Yours very truly, A. J. Sanders."
As to the conduct of the business between the parties, the trial court found:
"All dealings between Mobil and its farmoutees were carried out in an easy fashion, and with complete confidence that, in time, all problems would be adjusted. All parties felt that they were dealing with responsible people. * * *"
"The passage of time prior to the inquiry as to the furnishing of assignments was not occasioned by an unconscionable motive on the part of any of the plaintiffs or their predecessors in interest or any desire to capitalize on any change in condition that might occur, and was in keeping with the general course of dealings between Mobil and its farmoutees throughout the period subsequent to October 30, 1958."
The trial court found:
"There was no material change in the value of the subject leases after September 30, 1960. The value of the leases was established by the wells to the northwest and the drillstem test of the Horton Well in Section 14-15N-15W in August, 1960, prior to the September 30, 1960, amendment. The Dobbins Well, completed in May, 1961, was three miles from the farmout area and four miles from the nearest lease involved in this suit and gave no further information as to the probable productivity of the farmout area itself, but simply confirmed a previously established trend. There was no change in the cost of leases in the farmout area prior to the time of filing this suit. There is no satisfactory evidence of any material change in the value of the subject leases after September 30, 1960.
There has been no change in the position of the parties subsequent to September 30, 1960. Mobil has suffered no detriment or prejudice. There are no circumstances which would make it inequitable to grant specific performance of the farmout agreement, as amended."
In Shell v. Strong, 10 Cir., 151 F.2d 909, 911, the court said:
"Lapse of time alone does not constitute laches.
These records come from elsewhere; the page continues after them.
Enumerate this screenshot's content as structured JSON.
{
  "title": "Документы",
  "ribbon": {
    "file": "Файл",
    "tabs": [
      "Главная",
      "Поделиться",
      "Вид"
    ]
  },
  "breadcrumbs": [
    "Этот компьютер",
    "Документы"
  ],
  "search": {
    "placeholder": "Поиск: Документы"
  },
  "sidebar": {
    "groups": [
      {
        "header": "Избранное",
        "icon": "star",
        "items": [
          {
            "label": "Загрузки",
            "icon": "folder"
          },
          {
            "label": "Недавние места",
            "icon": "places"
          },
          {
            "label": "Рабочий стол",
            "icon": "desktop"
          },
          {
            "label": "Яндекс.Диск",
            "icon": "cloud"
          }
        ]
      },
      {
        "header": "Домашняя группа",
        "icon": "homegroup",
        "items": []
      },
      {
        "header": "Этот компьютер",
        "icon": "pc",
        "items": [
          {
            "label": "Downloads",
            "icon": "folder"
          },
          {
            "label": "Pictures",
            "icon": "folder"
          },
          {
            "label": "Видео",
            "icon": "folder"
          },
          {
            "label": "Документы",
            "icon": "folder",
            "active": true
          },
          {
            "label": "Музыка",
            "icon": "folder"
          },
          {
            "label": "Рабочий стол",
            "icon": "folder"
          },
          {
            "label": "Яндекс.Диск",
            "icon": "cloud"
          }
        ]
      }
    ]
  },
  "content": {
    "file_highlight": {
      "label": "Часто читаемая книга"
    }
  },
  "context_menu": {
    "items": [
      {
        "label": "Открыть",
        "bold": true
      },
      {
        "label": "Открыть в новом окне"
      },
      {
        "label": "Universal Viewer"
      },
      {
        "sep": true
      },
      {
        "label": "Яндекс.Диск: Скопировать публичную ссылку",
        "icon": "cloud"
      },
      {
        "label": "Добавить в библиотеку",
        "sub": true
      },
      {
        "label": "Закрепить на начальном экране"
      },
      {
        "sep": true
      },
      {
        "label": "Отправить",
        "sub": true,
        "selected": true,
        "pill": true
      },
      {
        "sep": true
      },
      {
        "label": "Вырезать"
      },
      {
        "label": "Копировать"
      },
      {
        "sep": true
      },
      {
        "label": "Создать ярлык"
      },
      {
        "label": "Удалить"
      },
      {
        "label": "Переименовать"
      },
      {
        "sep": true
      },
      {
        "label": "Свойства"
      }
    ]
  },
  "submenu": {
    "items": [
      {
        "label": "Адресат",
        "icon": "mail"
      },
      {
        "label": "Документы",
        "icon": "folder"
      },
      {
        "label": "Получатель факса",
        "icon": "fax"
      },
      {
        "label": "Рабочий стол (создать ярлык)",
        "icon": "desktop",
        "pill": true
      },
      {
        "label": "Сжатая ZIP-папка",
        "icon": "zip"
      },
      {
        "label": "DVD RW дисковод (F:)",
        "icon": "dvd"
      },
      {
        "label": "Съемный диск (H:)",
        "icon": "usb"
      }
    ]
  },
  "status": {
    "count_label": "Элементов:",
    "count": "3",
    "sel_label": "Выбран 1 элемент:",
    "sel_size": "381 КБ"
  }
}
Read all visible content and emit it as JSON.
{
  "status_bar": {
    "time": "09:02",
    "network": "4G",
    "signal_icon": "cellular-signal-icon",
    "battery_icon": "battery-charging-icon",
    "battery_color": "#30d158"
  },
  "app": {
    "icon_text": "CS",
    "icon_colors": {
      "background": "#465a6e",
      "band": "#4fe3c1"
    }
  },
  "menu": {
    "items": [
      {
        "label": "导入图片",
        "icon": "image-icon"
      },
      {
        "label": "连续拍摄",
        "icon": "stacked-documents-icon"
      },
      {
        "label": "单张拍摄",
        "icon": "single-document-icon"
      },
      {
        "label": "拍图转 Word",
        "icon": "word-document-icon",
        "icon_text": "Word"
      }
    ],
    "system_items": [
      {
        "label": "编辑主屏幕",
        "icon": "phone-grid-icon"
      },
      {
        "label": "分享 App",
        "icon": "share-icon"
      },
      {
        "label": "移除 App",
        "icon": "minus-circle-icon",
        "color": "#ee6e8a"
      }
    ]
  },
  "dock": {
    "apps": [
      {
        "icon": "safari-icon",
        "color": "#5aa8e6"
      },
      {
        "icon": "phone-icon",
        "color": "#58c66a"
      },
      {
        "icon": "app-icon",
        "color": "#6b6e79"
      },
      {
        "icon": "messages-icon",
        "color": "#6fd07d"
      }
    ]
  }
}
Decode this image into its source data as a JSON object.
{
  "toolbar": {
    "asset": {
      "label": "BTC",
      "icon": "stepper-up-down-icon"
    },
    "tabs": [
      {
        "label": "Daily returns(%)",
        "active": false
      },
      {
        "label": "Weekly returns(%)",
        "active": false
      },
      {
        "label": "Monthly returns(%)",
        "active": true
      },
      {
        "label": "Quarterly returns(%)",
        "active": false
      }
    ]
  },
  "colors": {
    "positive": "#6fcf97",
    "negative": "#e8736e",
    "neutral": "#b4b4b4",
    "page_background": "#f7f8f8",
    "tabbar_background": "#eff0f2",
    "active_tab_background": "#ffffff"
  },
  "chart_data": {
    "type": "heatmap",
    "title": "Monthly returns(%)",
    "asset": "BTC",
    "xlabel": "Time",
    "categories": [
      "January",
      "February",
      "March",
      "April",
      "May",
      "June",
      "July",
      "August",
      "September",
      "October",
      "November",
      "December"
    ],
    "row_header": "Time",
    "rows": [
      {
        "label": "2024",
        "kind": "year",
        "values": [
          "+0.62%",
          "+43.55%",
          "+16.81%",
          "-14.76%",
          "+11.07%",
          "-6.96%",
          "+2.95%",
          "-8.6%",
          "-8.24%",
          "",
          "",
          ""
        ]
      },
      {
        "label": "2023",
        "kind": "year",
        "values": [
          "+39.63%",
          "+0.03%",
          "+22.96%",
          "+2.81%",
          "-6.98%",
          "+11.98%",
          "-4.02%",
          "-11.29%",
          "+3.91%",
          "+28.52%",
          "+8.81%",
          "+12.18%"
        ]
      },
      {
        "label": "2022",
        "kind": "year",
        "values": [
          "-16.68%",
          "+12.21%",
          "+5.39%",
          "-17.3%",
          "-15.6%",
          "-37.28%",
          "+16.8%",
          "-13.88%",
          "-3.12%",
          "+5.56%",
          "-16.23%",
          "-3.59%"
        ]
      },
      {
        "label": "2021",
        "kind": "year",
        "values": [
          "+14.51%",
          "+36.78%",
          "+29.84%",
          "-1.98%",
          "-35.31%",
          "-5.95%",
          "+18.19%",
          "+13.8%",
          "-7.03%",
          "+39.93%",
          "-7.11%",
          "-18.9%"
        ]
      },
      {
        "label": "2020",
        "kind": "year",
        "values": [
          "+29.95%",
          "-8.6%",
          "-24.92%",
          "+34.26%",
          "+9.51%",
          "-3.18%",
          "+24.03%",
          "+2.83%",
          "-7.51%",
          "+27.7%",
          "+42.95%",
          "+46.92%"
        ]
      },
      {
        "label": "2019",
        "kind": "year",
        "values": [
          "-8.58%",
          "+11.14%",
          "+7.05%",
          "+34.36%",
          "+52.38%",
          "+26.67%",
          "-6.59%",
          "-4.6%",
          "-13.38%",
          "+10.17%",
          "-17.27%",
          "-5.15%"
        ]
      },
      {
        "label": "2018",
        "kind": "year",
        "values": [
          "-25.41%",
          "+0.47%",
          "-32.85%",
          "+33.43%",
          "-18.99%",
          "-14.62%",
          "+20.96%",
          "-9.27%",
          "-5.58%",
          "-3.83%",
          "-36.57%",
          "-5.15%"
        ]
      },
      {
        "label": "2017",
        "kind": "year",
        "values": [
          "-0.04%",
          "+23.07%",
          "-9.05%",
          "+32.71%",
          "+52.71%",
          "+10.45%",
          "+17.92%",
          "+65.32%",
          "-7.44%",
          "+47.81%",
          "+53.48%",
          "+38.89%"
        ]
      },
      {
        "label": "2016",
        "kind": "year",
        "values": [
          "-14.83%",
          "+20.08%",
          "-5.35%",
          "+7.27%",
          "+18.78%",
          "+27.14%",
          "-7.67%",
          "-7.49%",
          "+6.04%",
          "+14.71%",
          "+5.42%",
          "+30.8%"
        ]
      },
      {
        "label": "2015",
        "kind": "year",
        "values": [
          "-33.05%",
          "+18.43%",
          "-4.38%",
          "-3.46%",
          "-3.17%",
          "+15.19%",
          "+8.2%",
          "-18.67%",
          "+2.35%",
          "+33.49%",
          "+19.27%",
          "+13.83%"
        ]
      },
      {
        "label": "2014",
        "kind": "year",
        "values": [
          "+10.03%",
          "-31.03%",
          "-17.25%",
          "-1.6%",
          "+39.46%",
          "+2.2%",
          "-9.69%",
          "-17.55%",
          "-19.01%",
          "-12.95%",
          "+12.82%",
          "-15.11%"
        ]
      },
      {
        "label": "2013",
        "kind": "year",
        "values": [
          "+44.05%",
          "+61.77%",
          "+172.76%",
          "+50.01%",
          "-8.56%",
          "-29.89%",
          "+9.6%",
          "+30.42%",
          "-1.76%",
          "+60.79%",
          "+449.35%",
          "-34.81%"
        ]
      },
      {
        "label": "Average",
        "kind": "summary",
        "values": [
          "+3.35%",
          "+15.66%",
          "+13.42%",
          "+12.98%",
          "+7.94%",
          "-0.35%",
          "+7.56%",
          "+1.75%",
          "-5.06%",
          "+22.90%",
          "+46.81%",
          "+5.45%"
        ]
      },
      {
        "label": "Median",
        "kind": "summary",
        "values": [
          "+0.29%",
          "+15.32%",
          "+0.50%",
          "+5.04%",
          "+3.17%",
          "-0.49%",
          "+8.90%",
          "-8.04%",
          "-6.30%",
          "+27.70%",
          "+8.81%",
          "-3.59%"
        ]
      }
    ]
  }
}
Delay will not bar relief where it has not worked injury, prejudice, or disadvantage to the defendant or others adversely interested.
"Since laches is an equitable defense, its application is controlled by equitable considerations. It cannot be invoked to defeat justice, and it will be applied only where the enforcement of the right asserted will work injustice."